The welfare of the Indigenous community is a topic of importance within Thunder Bay. Tikinagan Child and Family Services has created an environment where the welfare of Indigenous children are handled in a culturally appropriate way compared to mainstream child welfare.
Executive director Thelma Morris says the ultimate goal of Tikinagan is the recognition and development of Indigenous child welfare law through a unique approach.
This method honors the Indigenous community and the families that make up this community.
“We listen to the wisdom of our Elders, the needs of our communities, and the voices of all stakeholders. Our work with families is non-intrusive, working to keep our children and youth connected to their families, culture, and community.”
Caring for children through tradition
Morris says every child under Tikinagan’s care is consulted through Indigenous practice.
“Every decision we make to give the best possible outcome for the child and their family is done in consultation with the First Nation.”
They do this with the intention of keeping every child connected to their culture and family. With this philosophy, Tikinagan preferences foster parents in Thunder Bay who are connected to the 30 First Nations.

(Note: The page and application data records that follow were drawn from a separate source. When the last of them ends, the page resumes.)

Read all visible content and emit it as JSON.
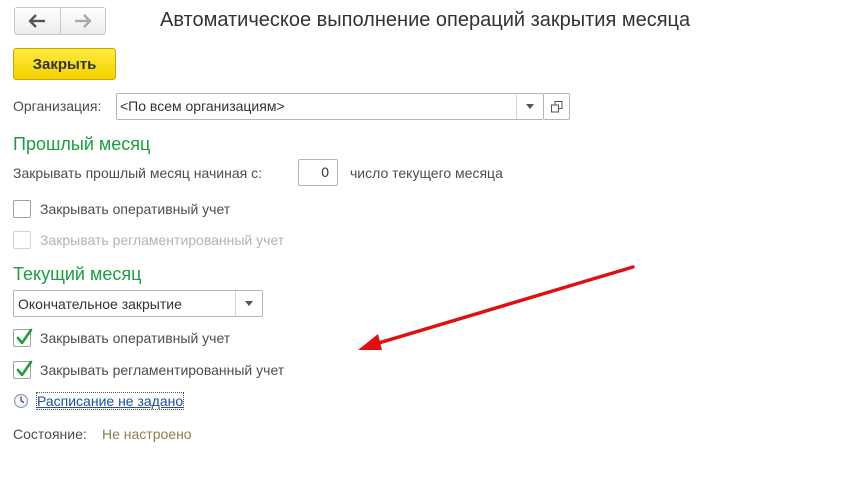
{
  "window": {
    "title": "Автоматическое выполнение операций закрытия месяца"
  },
  "nav": {
    "back_icon": "arrow-left-icon",
    "forward_icon": "arrow-right-icon"
  },
  "toolbar": {
    "close_label": "Закрыть"
  },
  "organization": {
    "label": "Организация:",
    "value": "<По всем организациям>"
  },
  "previous_month": {
    "title": "Прошлый месяц",
    "start_label": "Закрывать прошлый месяц начиная с:",
    "start_value": "0",
    "start_suffix": "число текущего месяца",
    "operational": {
      "label": "Закрывать оперативный учет",
      "checked": false,
      "enabled": true
    },
    "regulated": {
      "label": "Закрывать регламентированный учет",
      "checked": false,
      "enabled": false
    }
  },
  "current_month": {
    "title": "Текущий месяц",
    "mode": "Окончательное закрытие",
    "operational": {
      "label": "Закрывать оперативный учет",
      "checked": true,
      "enabled": true
    },
    "regulated": {
      "label": "Закрывать регламентированный учет",
      "checked": true,
      "enabled": true
    }
  },
  "schedule": {
    "link": "Расписание не задано",
    "icon": "clock-icon"
  },
  "status": {
    "label": "Состояние:",
    "value": "Не настроено"
  },
  "colors": {
    "section_heading": "#1a9e3f",
    "close_button": "#f5d000",
    "link": "#1d4fa0",
    "status_value": "#8c7e4e",
    "annotation_arrow": "#e01010"
  }
}
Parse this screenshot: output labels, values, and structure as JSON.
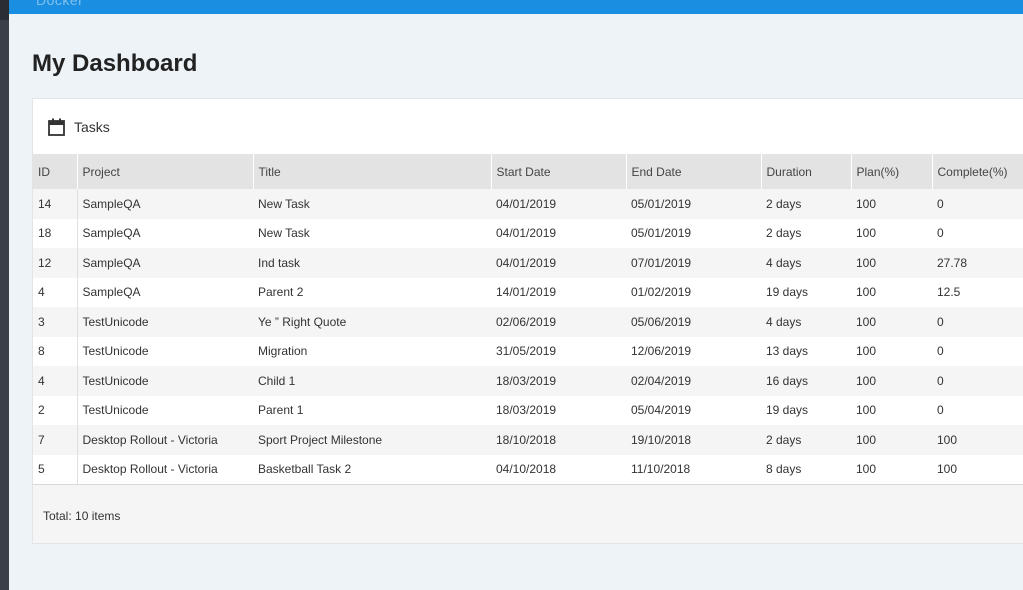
{
  "app": {
    "brand": "Docker"
  },
  "page": {
    "title": "My Dashboard"
  },
  "panel": {
    "title": "Tasks",
    "icon": "calendar-icon",
    "columns": [
      "ID",
      "Project",
      "Title",
      "Start Date",
      "End Date",
      "Duration",
      "Plan(%)",
      "Complete(%)"
    ],
    "rows": [
      [
        "14",
        "SampleQA",
        "New Task",
        "04/01/2019",
        "05/01/2019",
        "2 days",
        "100",
        "0"
      ],
      [
        "18",
        "SampleQA",
        "New Task",
        "04/01/2019",
        "05/01/2019",
        "2 days",
        "100",
        "0"
      ],
      [
        "12",
        "SampleQA",
        "Ind task",
        "04/01/2019",
        "07/01/2019",
        "4 days",
        "100",
        "27.78"
      ],
      [
        "4",
        "SampleQA",
        "Parent 2",
        "14/01/2019",
        "01/02/2019",
        "19 days",
        "100",
        "12.5"
      ],
      [
        "3",
        "TestUnicode",
        "Ye ” Right Quote",
        "02/06/2019",
        "05/06/2019",
        "4 days",
        "100",
        "0"
      ],
      [
        "8",
        "TestUnicode",
        "Migration",
        "31/05/2019",
        "12/06/2019",
        "13 days",
        "100",
        "0"
      ],
      [
        "4",
        "TestUnicode",
        "Child 1",
        "18/03/2019",
        "02/04/2019",
        "16 days",
        "100",
        "0"
      ],
      [
        "2",
        "TestUnicode",
        "Parent 1",
        "18/03/2019",
        "05/04/2019",
        "19 days",
        "100",
        "0"
      ],
      [
        "7",
        "Desktop Rollout - Victoria",
        "Sport Project Milestone",
        "18/10/2018",
        "19/10/2018",
        "2 days",
        "100",
        "100"
      ],
      [
        "5",
        "Desktop Rollout - Victoria",
        "Basketball Task 2",
        "04/10/2018",
        "11/10/2018",
        "8 days",
        "100",
        "100"
      ]
    ],
    "footer": "Total: 10 items"
  },
  "colors": {
    "topbar": "#1a8ee0",
    "header_row": "#e3e3e3",
    "background": "#eef3f7"
  }
}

“[We have] a dual mandate. We are mandated by our Chiefs to provide services that are culturally sensitive to the needs of First Nation children, families and the 30 First Nation communities we serve.”
Tikinagan is one of 53 Children's Aid Societies in Ontario mandated under the Child and Family Services Act to protect children from harm and in early 2020 they were designated by the Ministry, to provide services for Indigenous families residing in the Thunder Bay.
Mamow Obiki-ahwahsoowin is the philosophy behind Tikinagan’s child welfare through culture and tradition. They believe the priority of caring for a child resides within the community of their own.
“It is important for our First Nations that we keep our children and youth connected to their communities, culture, and families.”
Because of this care system, the First Nation Chief and Council have authority to declare children to be placed in Tikinagan care when removal from their home is required.
“In establishing Tikinagan as a First Nations child wellbeing agency, the Chiefs were committed to providing services to children and families in whatever manner necessary to prevent them from becoming ‘at risk’.”
What Thunder Bay holds for Tikinagan
Since its formation in 1984, Tikinagan is moving into its 37th year of experience caring for the welfare of children within the Indigenous community and now this care is being brought to Thunder Bay.
As one of the first Indigenous controlled agencies in Canada, they have their community at the forefront of everything they do.
“At Tikinagan, we know our children thrive when they remain connected to their families and we honour that connection through the entire process.”
Tikinagan was formed for the welfare of children, but also as a means of support for family and to assist with resources for families undergoing difficulties and with these philosophies, Tikinagan has broadened the social services network for the Indigenous community and is now present in our community of Thunder Bay.